### Task
Look for the word "icon" in the entries below, then copy every line that has it.

### Data in this exercise

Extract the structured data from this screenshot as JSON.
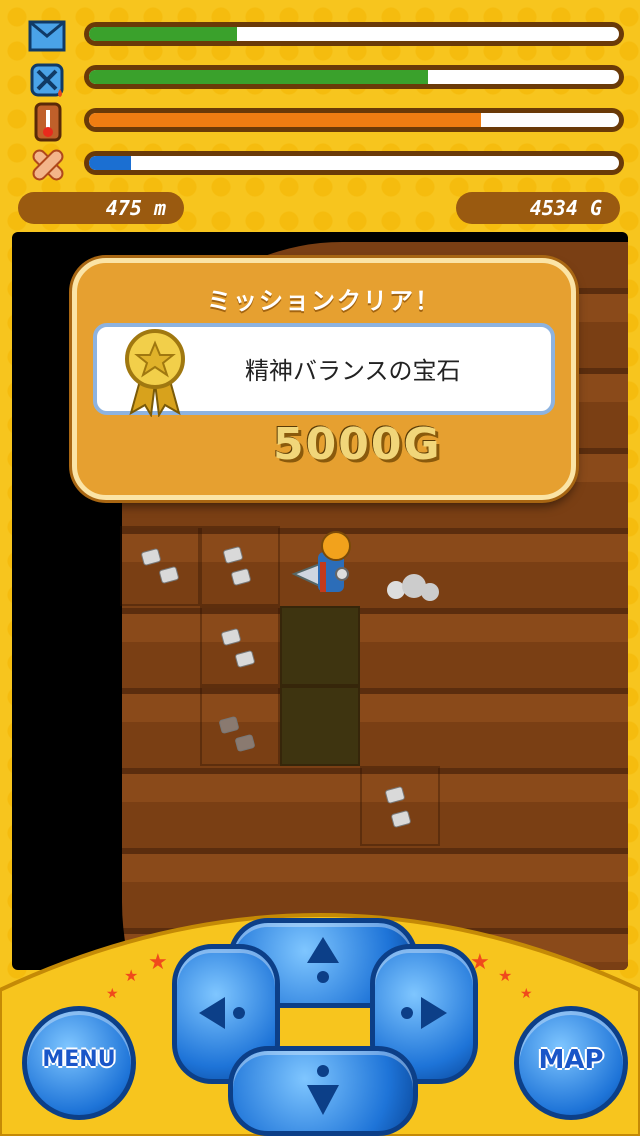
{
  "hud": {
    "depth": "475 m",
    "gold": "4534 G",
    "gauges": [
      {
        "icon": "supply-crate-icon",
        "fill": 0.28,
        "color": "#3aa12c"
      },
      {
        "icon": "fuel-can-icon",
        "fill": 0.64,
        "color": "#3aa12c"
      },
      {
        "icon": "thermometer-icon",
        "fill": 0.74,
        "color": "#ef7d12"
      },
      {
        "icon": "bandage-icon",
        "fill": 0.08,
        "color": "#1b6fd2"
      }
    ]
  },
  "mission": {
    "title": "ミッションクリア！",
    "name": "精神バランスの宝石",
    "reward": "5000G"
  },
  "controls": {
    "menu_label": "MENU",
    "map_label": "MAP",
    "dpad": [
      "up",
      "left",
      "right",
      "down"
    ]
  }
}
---
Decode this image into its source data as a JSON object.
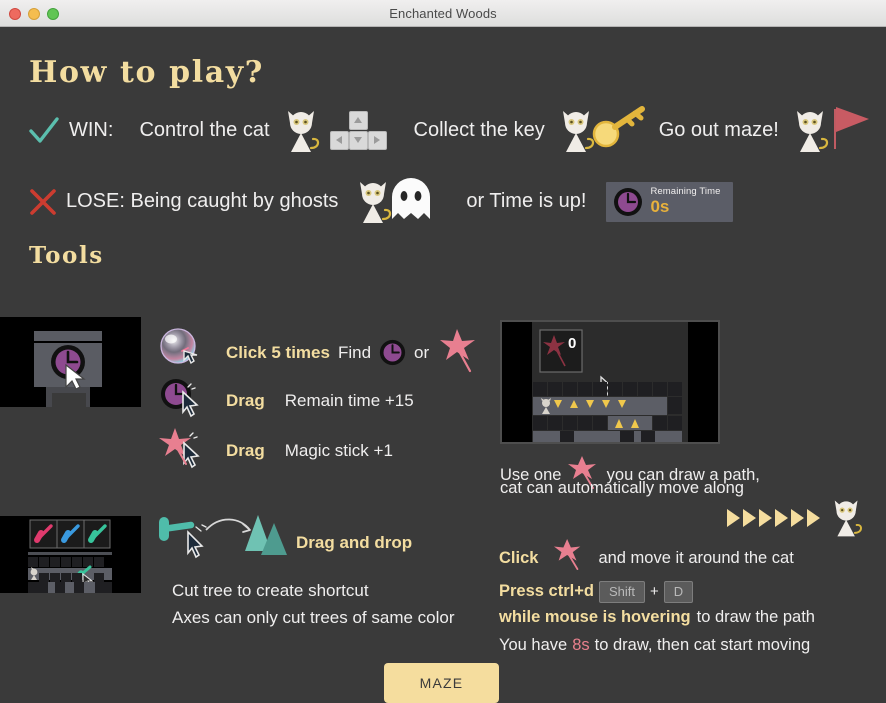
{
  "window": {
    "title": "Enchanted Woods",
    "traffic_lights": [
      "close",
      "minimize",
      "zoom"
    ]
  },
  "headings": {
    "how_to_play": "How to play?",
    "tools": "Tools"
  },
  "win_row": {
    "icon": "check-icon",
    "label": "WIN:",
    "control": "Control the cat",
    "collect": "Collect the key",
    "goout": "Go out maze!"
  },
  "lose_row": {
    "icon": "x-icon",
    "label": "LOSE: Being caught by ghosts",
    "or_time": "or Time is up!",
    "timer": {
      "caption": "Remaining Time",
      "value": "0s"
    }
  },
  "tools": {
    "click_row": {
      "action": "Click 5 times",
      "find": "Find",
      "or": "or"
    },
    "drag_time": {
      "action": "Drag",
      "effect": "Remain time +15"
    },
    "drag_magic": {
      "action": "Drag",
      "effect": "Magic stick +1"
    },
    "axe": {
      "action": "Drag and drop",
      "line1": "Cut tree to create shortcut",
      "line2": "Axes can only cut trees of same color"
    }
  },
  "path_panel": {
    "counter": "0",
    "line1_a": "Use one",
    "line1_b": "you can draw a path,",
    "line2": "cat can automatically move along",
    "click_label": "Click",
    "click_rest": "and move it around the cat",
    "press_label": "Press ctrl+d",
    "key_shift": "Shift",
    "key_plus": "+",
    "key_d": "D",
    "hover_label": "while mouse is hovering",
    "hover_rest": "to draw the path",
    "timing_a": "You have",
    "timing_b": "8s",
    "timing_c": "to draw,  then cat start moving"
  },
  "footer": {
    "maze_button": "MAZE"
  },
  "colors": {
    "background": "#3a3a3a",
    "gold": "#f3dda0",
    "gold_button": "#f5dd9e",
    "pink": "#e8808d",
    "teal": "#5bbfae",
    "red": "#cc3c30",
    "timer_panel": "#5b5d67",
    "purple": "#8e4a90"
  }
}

### Result
        "icon": "supply-crate-icon",
        "icon": "fuel-can-icon",
        "icon": "thermometer-icon",
        "icon": "bandage-icon",
    "icon": "check-icon",
    "icon": "x-icon",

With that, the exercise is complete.